How far do you agree with this statement? Introduction: In order to analysis the statement ‘The cinema spectator gazes, the TV viewer glances’ first you must understand the terms ‘gaze’ and ‘glance’. According to Chambers standard Dictionary (1972: 540, 552) a: Gaze: A fixed look, to look in wonder or admiration. Glance: A quick momentary view, to look with a sudden rapid cast of the eye. These definitions do give some indication of how viewers react to the cinema and TV. To say that you look in wonder or admiration in the cinema environment is true for reasons that will become apparent further into this essay.
The same can be said for the definition of glance. These definitions also seem to referrer to the importance of the medium in question. Is TV a ‘throw away ‘medium that is a mundane experience compared to the cinema which is something of a special event? If so, are there definite reasons for this? There are many different elements to be considered such as the context in which cinema and TV is presented and the form they follow. Context: TV vs. Cinema. Although they are both showing moving images the contexts in which they are presented are completely different.

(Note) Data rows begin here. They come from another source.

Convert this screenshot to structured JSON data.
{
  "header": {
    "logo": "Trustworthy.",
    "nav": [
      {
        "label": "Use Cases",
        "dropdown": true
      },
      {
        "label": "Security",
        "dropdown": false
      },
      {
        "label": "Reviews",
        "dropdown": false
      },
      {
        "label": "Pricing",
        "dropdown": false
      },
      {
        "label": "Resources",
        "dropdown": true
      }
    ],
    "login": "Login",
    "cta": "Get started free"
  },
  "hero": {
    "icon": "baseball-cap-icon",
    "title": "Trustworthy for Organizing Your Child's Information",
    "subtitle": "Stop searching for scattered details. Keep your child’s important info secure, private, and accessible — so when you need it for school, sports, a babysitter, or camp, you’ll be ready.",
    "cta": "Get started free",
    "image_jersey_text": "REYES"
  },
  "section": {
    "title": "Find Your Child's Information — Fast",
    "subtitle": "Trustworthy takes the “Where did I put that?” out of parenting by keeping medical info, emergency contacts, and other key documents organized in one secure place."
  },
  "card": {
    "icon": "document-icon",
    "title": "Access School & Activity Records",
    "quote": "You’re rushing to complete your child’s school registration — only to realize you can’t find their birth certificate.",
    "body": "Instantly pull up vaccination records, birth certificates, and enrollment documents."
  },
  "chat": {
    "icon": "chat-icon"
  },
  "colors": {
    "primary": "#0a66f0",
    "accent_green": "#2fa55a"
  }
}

The cinema is a public place where people attend screenings of films; this is the only reason why a cinema is built. Occasionally there are other attractions such as shops or bars but its primary role is the screening of new movies. Because of this it is seen as an event to visit a cinema, the excitement of seeing a movie for the first time. The cinema is designed with no distractions, prior to the film being shown the audience is shown a brief advert inadvertently asking them not talk during the film, to switch off mobile phones in order that them do not disturb other members of the audience while they are concentrating on the main feature.
In this sense the audience are already gazing at the screen, the cinema is in darkness so there is nothing else to distract them. The screen, the sound system and the picture quality are all larger than life, when a movie begins, particularly an action movie, the audience is encouraged to watch intently. Because of the size of the screen, the quality and volume of the sound all the senses are focus on one thing, the ‘Big’ screen. Finally, because the cinema is a public place, social convention dictates certain behaviour.
Certain noise such as laughter in a comedy is accepted however the reason why viewers go to a cinema is to watch the film they have chosen to pay to see. TV is viewed in private homes; it is an accessory as opposed to the main focus of domestic life. It is viewed everyday which can make it become a rather mundane activity, with repeats of programmes already viewed, older films and soap operas. The majority of TV viewers do not watch TV in the dark because of the context in which it is seen. At home there are many distractions which would make this impractical.
Because the TV is usually found in the main living area of the home it is not practical to view it in the dark. The average TV set is small in comparison with a cinema screen; it therefore is easier to be distracted from what is being shown. This element coupled with domestic life and what that involves it is a fair assumption to make that TV is harder to concentrate on than cinema. But are these the only differences between the two mediums which mean viewers pay more attention in a cinema setting? The Form of TV and Cinema: TV is presented on average in 30 minute segments which involve ether fragments of narratives or multiple narratives.
Although they are consistent, in the example of soap operas they are ongoing narratives in order to keep the viewers watching over long periods of time. With cinema, a whole narrative is shown, a story from beginning to end. Though, in the case of sequels there may be a continuation of the primary narrative the film itself is a single narrative in its own right. TV also has to cater for a general audience, meaning there are points of interest for everyone who may be watching, cinema and films are there purely for the viewers who want to watch.
Attending the showing of a film is a conscious decision as apposed to watch TV which is a convenient distraction. Going to the cinema is an event; it is not something that is done everyday which is the case for TV. When going to the cinema, you are making a decision to pay to watch a film that you ‘want’ to see. The desire to see something that you are interested in and the expectation of what you are going to see is what motivates you to leave the safe viewing space of your home to watch a film, hopefully with like minded people in a public place.
It can be an intense experience, particularly in the case of a film which has been anticipated some time, to be transported to a fantasy world, to watch characters you identify with in surroundings that are unfamiliar. The actors/characters on the screen are larger than life in both senses, they are untouchable stars who are not part of everyday life while at the same time they appear ten feet tall in stereo sound, and they are quite literally looked up to. TV revolves around ‘personalities’, the stars of the small screen, and for the most part they are everyday, down to earth people.